A covenant controlled subdivision where the ‘standard’ yard is a 2 acre, chemically induced, sterile green lawn offers little wildlife value. Wanting to make a difference for the local critters, Welch provides them with a chemical-free wildscape as a refuge and admits, “I selfishly wanted to enjoy their company too!” Living on the western edge of the shortgrass prairie butting up against the foothills attracts an abundant assortment of birds. The hummingbirds can be seen in late summer and are attracted to the penstemons, salvias, trumpet vine and honeysuckles. This garden is definitely a Habitat Hero oasis as seen by the numerous nesting pairs of Bullock’s Orioles, Says Phoebes, Barn Swallows and Robins with approximately 25 other avian species that frequent his yard!


Moving from New Jersey 26 years ago, one of the hardest gardening hurdles was that everything didn’t grow easily! Attending talks about gardening, using native and xeric plants, gardening without chemicals, and coping with Colorado’s soil and weather all helped with her personal goal of “preservation of wildlife and habitat in our changing world and the challenge of sustaining our environment.” This is a great example showing how a personal transformation can be just as great as the landscape. This wildscape is accomplished in a smaller area, with her yard backing into an open space, Kelly creatively implemented a flower and shrub border that is now home to snakes, toads, birds, squirrels, rabbits, butterflies, bees and other insects!
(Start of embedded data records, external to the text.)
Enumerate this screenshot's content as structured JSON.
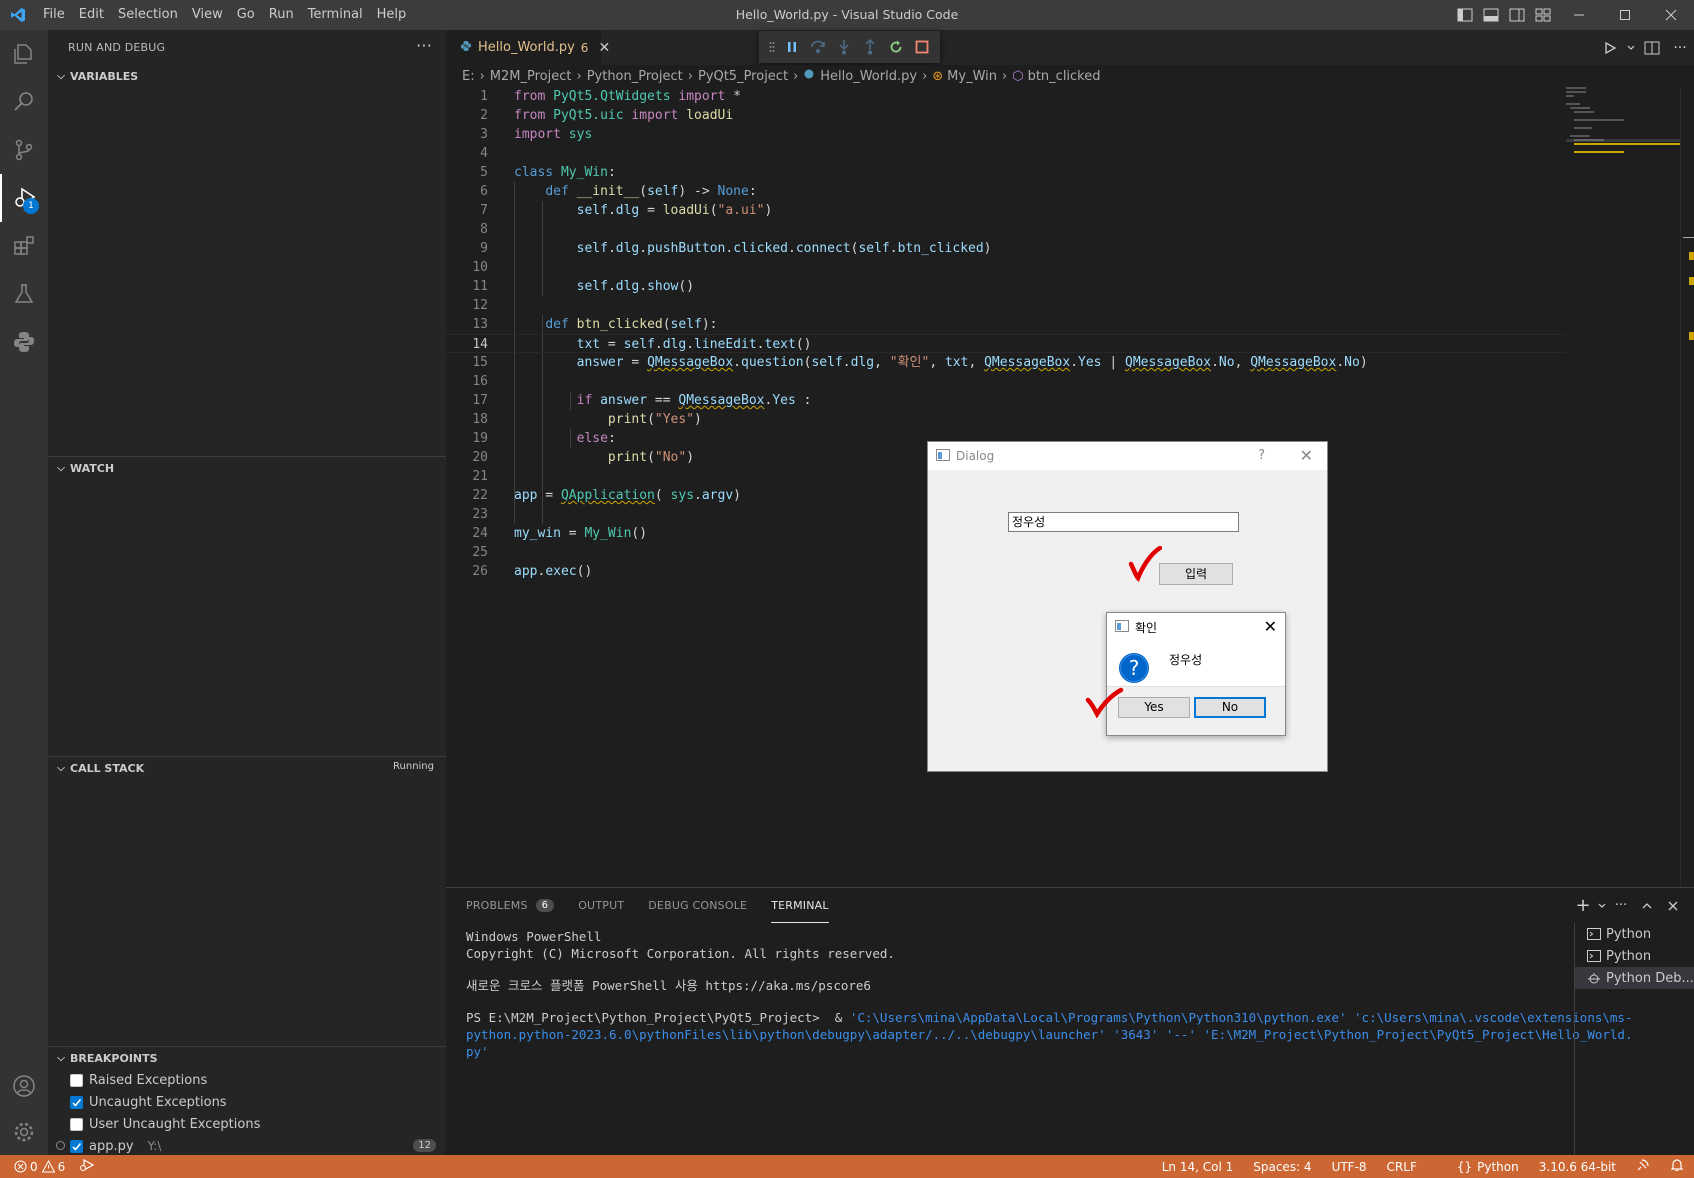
{
  "titlebar": {
    "title": "Hello_World.py - Visual Studio Code",
    "menu": [
      "File",
      "Edit",
      "Selection",
      "View",
      "Go",
      "Run",
      "Terminal",
      "Help"
    ]
  },
  "activitybar": {
    "debug_badge": "1"
  },
  "sidebar": {
    "header": "RUN AND DEBUG",
    "variables": "VARIABLES",
    "watch": "WATCH",
    "call_stack": "CALL STACK",
    "call_stack_status": "Running",
    "breakpoints": "BREAKPOINTS",
    "bp_items": [
      {
        "label": "Raised Exceptions",
        "checked": false
      },
      {
        "label": "Uncaught Exceptions",
        "checked": true
      },
      {
        "label": "User Uncaught Exceptions",
        "checked": false
      }
    ],
    "bp_file": {
      "label": "app.py",
      "path": "Y:\\",
      "count": "12"
    }
  },
  "editor": {
    "tab_name": "Hello_World.py",
    "tab_problems": "6",
    "breadcrumb": [
      "E:",
      "M2M_Project",
      "Python_Project",
      "PyQt5_Project",
      "Hello_World.py",
      "My_Win",
      "btn_clicked"
    ]
  },
  "panel": {
    "tabs": [
      "PROBLEMS",
      "OUTPUT",
      "DEBUG CONSOLE",
      "TERMINAL"
    ],
    "problems_count": "6",
    "terminal_lines": [
      "Windows PowerShell",
      "Copyright (C) Microsoft Corporation. All rights reserved.",
      "",
      "새로운 크로스 플랫폼 PowerShell 사용 https://aka.ms/pscore6",
      ""
    ],
    "prompt": "PS E:\\M2M_Project\\Python_Project\\PyQt5_Project>  & ",
    "command_1": "'C:\\Users\\mina\\AppData\\Local\\Programs\\Python\\Python310\\python.exe' 'c:\\Users\\mina\\.vscode\\extensions\\ms-",
    "command_2": "python.python-2023.6.0\\pythonFiles\\lib\\python\\debugpy\\adapter/../..\\debugpy\\launcher' '3643' '--' 'E:\\M2M_Project\\Python_Project\\PyQt5_Project\\Hello_World.",
    "command_3": "py'",
    "terminals": [
      "Python",
      "Python",
      "Python Deb..."
    ]
  },
  "statusbar": {
    "errors": "0",
    "warnings": "6",
    "position": "Ln 14, Col 1",
    "spaces": "Spaces: 4",
    "encoding": "UTF-8",
    "eol": "CRLF",
    "language": "Python",
    "interpreter": "3.10.6 64-bit",
    "background": "#cc6633"
  },
  "qt_dialog": {
    "title": "Dialog",
    "help": "?",
    "line_edit": "정우성",
    "button": "입력"
  },
  "message_box": {
    "title": "확인",
    "text": "정우성",
    "yes": "Yes",
    "no": "No"
  }
}
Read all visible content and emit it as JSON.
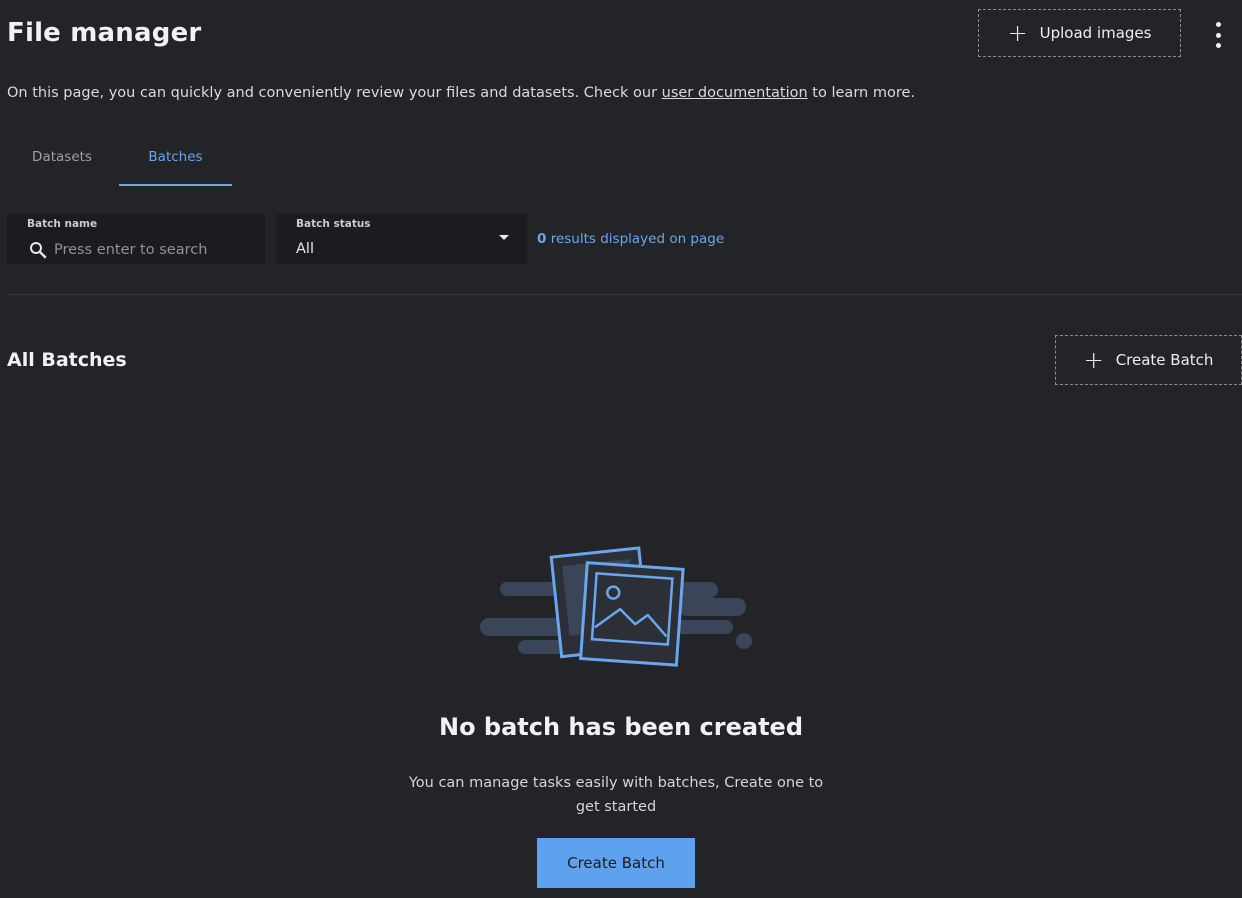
{
  "header": {
    "title": "File manager",
    "upload_label": "Upload images",
    "upload_icon": "plus-icon",
    "more_icon": "kebab-menu-icon"
  },
  "intro": {
    "before_link": "On this page, you can quickly and conveniently review your files and datasets. Check our ",
    "link_text": "user documentation",
    "after_link": " to learn more."
  },
  "tabs": [
    {
      "label": "Datasets",
      "active": false
    },
    {
      "label": "Batches",
      "active": true
    }
  ],
  "filters": {
    "batch_name": {
      "label": "Batch name",
      "value": "",
      "placeholder": "Press enter to search",
      "icon": "search-icon"
    },
    "batch_status": {
      "label": "Batch status",
      "value": "All",
      "icon": "caret-down-icon"
    },
    "results": {
      "count": "0",
      "suffix": " results displayed on page"
    }
  },
  "section": {
    "title": "All Batches",
    "create_label": "Create Batch"
  },
  "empty_state": {
    "illustration_icon": "image-gallery-icon",
    "title": "No batch has been created",
    "description": "You can manage tasks easily with batches, Create one to get started",
    "button_label": "Create Batch"
  },
  "colors": {
    "background": "#232428",
    "field_background": "#1b1c1f",
    "accent": "#6aa6ef",
    "primary_button": "#5ea2ef"
  }
}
A former alfalfa field for 40 years was stripped of trees, healthy top soil, nutrients and native bush. Now this ¾ acre property is filled with 1,000 plants and 80 different varieties from penstemons, yarrows, mallows, sunflowers, daises, asters, princes’ plume and primroses and a plethora of grasses. This high desert is a fragile place and with extended periods between rainfalls, so it is essential to give wildlife a lifeline with desirable habitat, helping to restore the balance of survival. Living in Moab, and in need of some native plants? Visit the Pickett property which serves as a native seed bank to help educate her neighbors for future generations of native bush and wildflowers.


Habitat loss is the #1 factor for endangerment of species in the US. The basis of our Habitat Hero program is providing information and resources for gardeners to create essential habitat - stitching back the landscape one garden at a time, resulting in landscape scale conservation! The Forster’s wanted to keep their native landscape wild and with that have seen countless birds, including nesting grosbeaks and crossbills! At 9,000 feet, summers and growing seasons are extremely short and late spring/early summer is still a time of snowfall. These hardy ruby throated hummers (pictured above) are appreciative of some sugar water and early blooming plants.

How you can help, right now